On his second day as North Carolina Governor, Pat McCrory signed into law House Bill 4, a comprehensive reform of North Carolina’s unemployment insurance system. The law applies to new claims for unemployment benefits filed on or after July 1, 2013.

One of the most significant provisions of the law is the reduction in the maximum weekly benefit amount paid to the unemployed from $535 to $350 per week. House Bill 4 also reduces the maximum duration of unemployment benefits from 26 weeks to 20 weeks. In addition, for new claims filed on or after July 1, 2013, the duration of benefits will be based on a sliding scale of 5 weeks to 20 weeks, tied to the North Carolina’s seasonal adjustable statewide unemployment rate.

The new law eliminates the health exclusion that currently allows a claimant to avoid disqualification from benefits if the claimant can prove he or she left work due to a disability or other health condition. The health exclusion also applies if the claimant proves that he or she left work due to a disability or health condition of the claimant’s minor child, parent, or immediate family member.

The law also makes significant changes to “attached claims” for employees to receive unemployment benefits during periods of work slowdowns or temporary layoffs. One change limits North Carolina employers to filing only one attached claim per employee per a calendar year and limiting the period of partial unemployment for which an attached claim is filed to 6 weeks.

The unemployment measure also redefines North Carolina’s statutory definition of “suitable work,” which governs a claimant’s continued eligibility for unemployment benefits. The law provides that after receiving 10 weeks of unemployment benefit payments a claimant must accept any “suitable work,” now defined as any offer of employment paying at least 120% of the claimant’s weekly benefit amount.

Finally, the law eliminates “substantial fault” as a means by which North Carolina employers could at least partially disqualify a claimant from obtaining unemployment benefits. The elimination of substantial fault as a defense likely will result in an even greater emphasis on workplace “misconduct” as the principal basis by which North Carolina employers can defend against claims for unemployment benefits where the employee is separated by termination.

Best practices for North Carolina employers to defend against unemployment benefit claims include:

  • documenting employees’ acknowledgement of receipt of written workplace policies, and
  • enforcing and documenting progressive discipline.

In addition, North Carolina employers should consider reviewing closely their Form NCUI 104, which is issued by the Division of Employment Security each November. The Form NCUI 104 details the employers’ unemployment insurance tax rate calculation for the succeeding calendar year. A North Carolina employer can file a protest with the Division of Employment Security if an error occurred in the preparation of the Form NCUI 104.
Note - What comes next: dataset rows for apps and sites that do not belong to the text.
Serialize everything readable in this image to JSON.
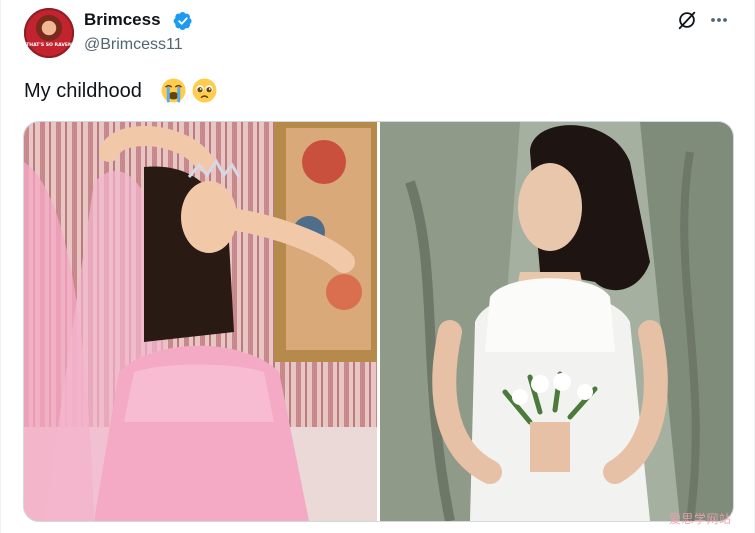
{
  "post": {
    "display_name": "Brimcess",
    "handle": "@Brimcess11",
    "verified": true,
    "text": "My childhood",
    "emojis": [
      "loudly-crying-face",
      "pleading-face"
    ],
    "avatar_caption": "THAT'S SO RAVEN"
  },
  "media": {
    "photos": [
      {
        "description": "pink-quinceanera-dress-with-veil-and-tiara"
      },
      {
        "description": "white-halter-gown-with-bouquet"
      }
    ]
  },
  "icons": {
    "grok": "grok-icon",
    "more": "more-icon",
    "verified": "verified-badge-icon"
  },
  "watermark": "爱思学网站",
  "colors": {
    "verified_blue": "#1d9bf0",
    "text_primary": "#0f1419",
    "text_secondary": "#536471",
    "border": "#cfd9de"
  }
}
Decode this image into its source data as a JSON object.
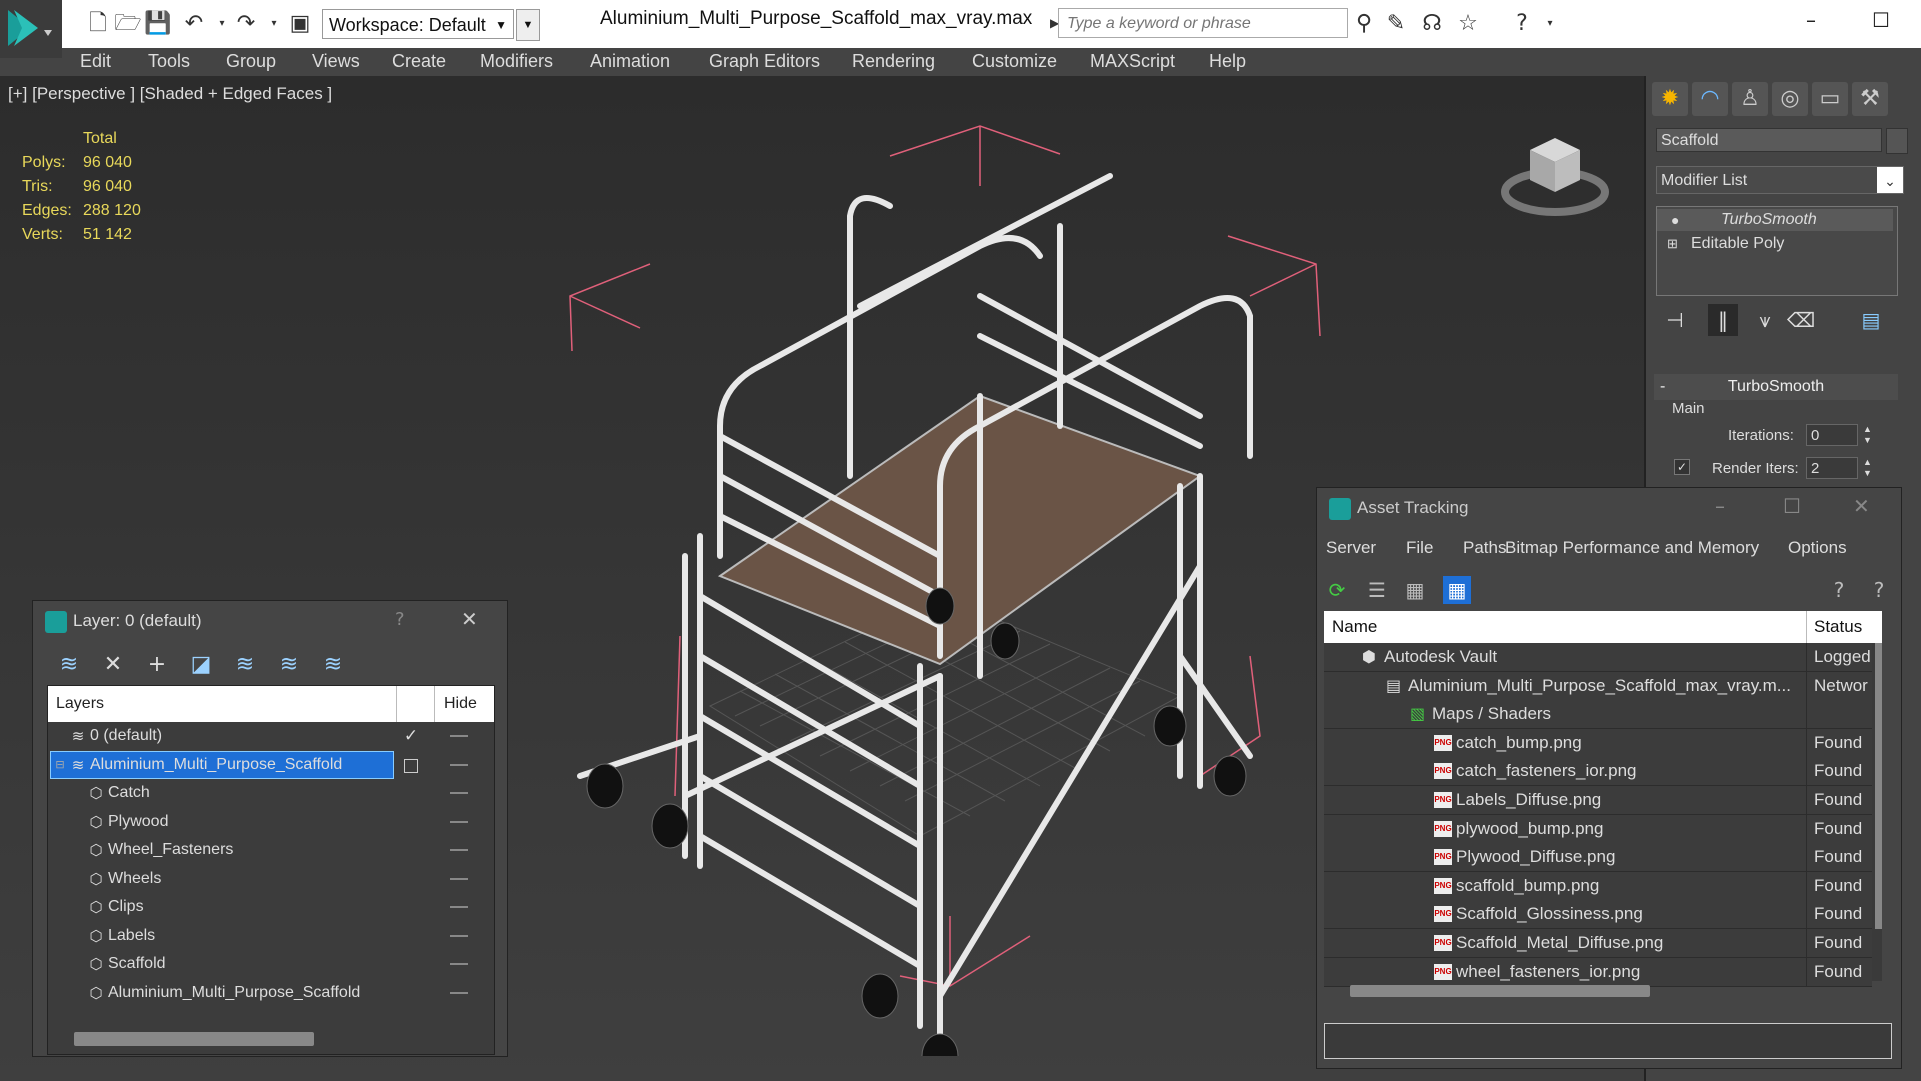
{
  "app": {
    "workspace": "Workspace: Default",
    "filename": "Aluminium_Multi_Purpose_Scaffold_max_vray.max",
    "search_placeholder": "Type a keyword or phrase"
  },
  "menu": [
    "Edit",
    "Tools",
    "Group",
    "Views",
    "Create",
    "Modifiers",
    "Animation",
    "Graph Editors",
    "Rendering",
    "Customize",
    "MAXScript",
    "Help"
  ],
  "viewport": {
    "label": "[+] [Perspective ] [Shaded + Edged Faces ]",
    "stats": {
      "header": "Total",
      "rows": [
        {
          "label": "Polys:",
          "value": "96 040"
        },
        {
          "label": "Tris:",
          "value": "96 040"
        },
        {
          "label": "Edges:",
          "value": "288 120"
        },
        {
          "label": "Verts:",
          "value": "51 142"
        }
      ]
    }
  },
  "command_panel": {
    "object_name": "Scaffold",
    "modifier_list": "Modifier List",
    "stack": [
      "TurboSmooth",
      "Editable Poly"
    ],
    "rollout": {
      "title": "TurboSmooth",
      "group": "Main",
      "iterations_label": "Iterations:",
      "iterations_value": "0",
      "render_iters_label": "Render Iters:",
      "render_iters_value": "2"
    }
  },
  "layer_dialog": {
    "title": "Layer: 0 (default)",
    "help": "?",
    "columns": {
      "layers": "Layers",
      "hide": "Hide"
    },
    "rows": [
      {
        "name": "0 (default)",
        "indent": 0,
        "active": true,
        "selected": false
      },
      {
        "name": "Aluminium_Multi_Purpose_Scaffold",
        "indent": 0,
        "active": false,
        "selected": true
      },
      {
        "name": "Catch",
        "indent": 1
      },
      {
        "name": "Plywood",
        "indent": 1
      },
      {
        "name": "Wheel_Fasteners",
        "indent": 1
      },
      {
        "name": "Wheels",
        "indent": 1
      },
      {
        "name": "Clips",
        "indent": 1
      },
      {
        "name": "Labels",
        "indent": 1
      },
      {
        "name": "Scaffold",
        "indent": 1
      },
      {
        "name": "Aluminium_Multi_Purpose_Scaffold",
        "indent": 1
      }
    ]
  },
  "asset_dialog": {
    "title": "Asset Tracking",
    "menu": [
      "Server",
      "File",
      "Paths",
      "Bitmap Performance and Memory",
      "Options"
    ],
    "columns": {
      "name": "Name",
      "status": "Status"
    },
    "rows": [
      {
        "name": "Autodesk Vault",
        "status": "Logged",
        "indent": 1,
        "icon": "vault-icon"
      },
      {
        "name": "Aluminium_Multi_Purpose_Scaffold_max_vray.m...",
        "status": "Networ",
        "indent": 2,
        "icon": "max-file-icon"
      },
      {
        "name": "Maps / Shaders",
        "status": "",
        "indent": 3,
        "icon": "maps-icon"
      },
      {
        "name": "catch_bump.png",
        "status": "Found",
        "indent": 4,
        "icon": "png-icon"
      },
      {
        "name": "catch_fasteners_ior.png",
        "status": "Found",
        "indent": 4,
        "icon": "png-icon"
      },
      {
        "name": "Labels_Diffuse.png",
        "status": "Found",
        "indent": 4,
        "icon": "png-icon"
      },
      {
        "name": "plywood_bump.png",
        "status": "Found",
        "indent": 4,
        "icon": "png-icon"
      },
      {
        "name": "Plywood_Diffuse.png",
        "status": "Found",
        "indent": 4,
        "icon": "png-icon"
      },
      {
        "name": "scaffold_bump.png",
        "status": "Found",
        "indent": 4,
        "icon": "png-icon"
      },
      {
        "name": "Scaffold_Glossiness.png",
        "status": "Found",
        "indent": 4,
        "icon": "png-icon"
      },
      {
        "name": "Scaffold_Metal_Diffuse.png",
        "status": "Found",
        "indent": 4,
        "icon": "png-icon"
      },
      {
        "name": "wheel_fasteners_ior.png",
        "status": "Found",
        "indent": 4,
        "icon": "png-icon"
      }
    ]
  },
  "colors": {
    "selection": "#1e6fd6",
    "stats": "#e8d85a",
    "bbox": "#e0607a"
  }
}
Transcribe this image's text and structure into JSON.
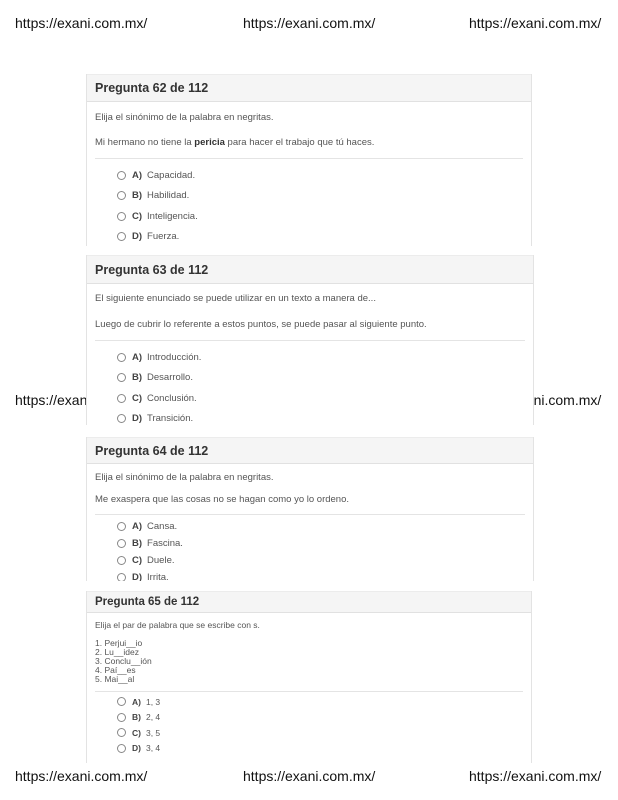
{
  "watermark": "https://exani.com.mx/",
  "watermark_partial_left": "https://exan",
  "watermark_partial_right": "ıni.com.mx/",
  "questions": [
    {
      "title": "Pregunta 62 de 112",
      "instruction": "Elija el sinónimo de la palabra en negritas.",
      "sentence_before": "Mi hermano no tiene la ",
      "sentence_bold": "pericia",
      "sentence_after": " para hacer el trabajo que tú haces.",
      "options": [
        {
          "letter": "A)",
          "text": "Capacidad."
        },
        {
          "letter": "B)",
          "text": "Habilidad."
        },
        {
          "letter": "C)",
          "text": "Inteligencia."
        },
        {
          "letter": "D)",
          "text": "Fuerza."
        }
      ]
    },
    {
      "title": "Pregunta 63 de 112",
      "instruction": "El siguiente enunciado se puede utilizar en un texto a manera de...",
      "sentence": "Luego de cubrir lo referente a estos puntos, se puede pasar al siguiente punto.",
      "options": [
        {
          "letter": "A)",
          "text": "Introducción."
        },
        {
          "letter": "B)",
          "text": "Desarrollo."
        },
        {
          "letter": "C)",
          "text": "Conclusión."
        },
        {
          "letter": "D)",
          "text": "Transición."
        }
      ]
    },
    {
      "title": "Pregunta 64 de 112",
      "instruction": "Elija el sinónimo de la palabra en negritas.",
      "sentence": "Me exaspera que las cosas no se hagan como yo lo ordeno.",
      "options": [
        {
          "letter": "A)",
          "text": "Cansa."
        },
        {
          "letter": "B)",
          "text": "Fascina."
        },
        {
          "letter": "C)",
          "text": "Duele."
        },
        {
          "letter": "D)",
          "text": "Irrita."
        }
      ]
    },
    {
      "title": "Pregunta 65 de 112",
      "instruction": "Elija el par de palabra que se escribe con s.",
      "list": [
        "1. Perjui__io",
        "2. Lu__idez",
        "3. Conclu__ión",
        "4. Paí__es",
        "5. Mai__al"
      ],
      "options": [
        {
          "letter": "A)",
          "text": "1, 3"
        },
        {
          "letter": "B)",
          "text": "2, 4"
        },
        {
          "letter": "C)",
          "text": "3, 5"
        },
        {
          "letter": "D)",
          "text": "3, 4"
        }
      ]
    }
  ]
}
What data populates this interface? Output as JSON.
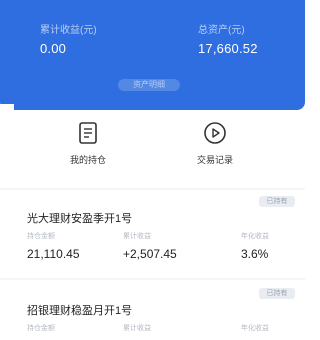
{
  "summary": {
    "left_label": "累计收益(元)",
    "left_value": "0.00",
    "right_label": "总资产(元)",
    "right_value": "17,660.52",
    "link_label": "资产明细"
  },
  "actions": [
    {
      "label": "我的持仓",
      "icon": "document-list-icon"
    },
    {
      "label": "交易记录",
      "icon": "play-circle-icon"
    }
  ],
  "plans": [
    {
      "tag": "已持有",
      "title": "光大理财安盈季开1号",
      "col_labels": [
        "持仓金额",
        "累计收益",
        "年化收益"
      ],
      "values": [
        "21,110.45",
        "+2,507.45",
        "3.6%"
      ]
    },
    {
      "tag": "已持有",
      "title": "招银理财稳盈月开1号",
      "col_labels": [
        "持仓金额",
        "累计收益",
        "年化收益"
      ],
      "values": [
        "",
        "",
        ""
      ]
    }
  ],
  "colors": {
    "accent": "#2f6ee0"
  }
}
In addition, because North Carolina unemployment insurance tax rates are determined under an experience rating system, in some instances an experience rating employer can make a voluntary contribution to reduce its unemployment insurance tax liability. The contribution must be made to the Division of Employment Security within 30 days of the mailing of the Form NCUI 104.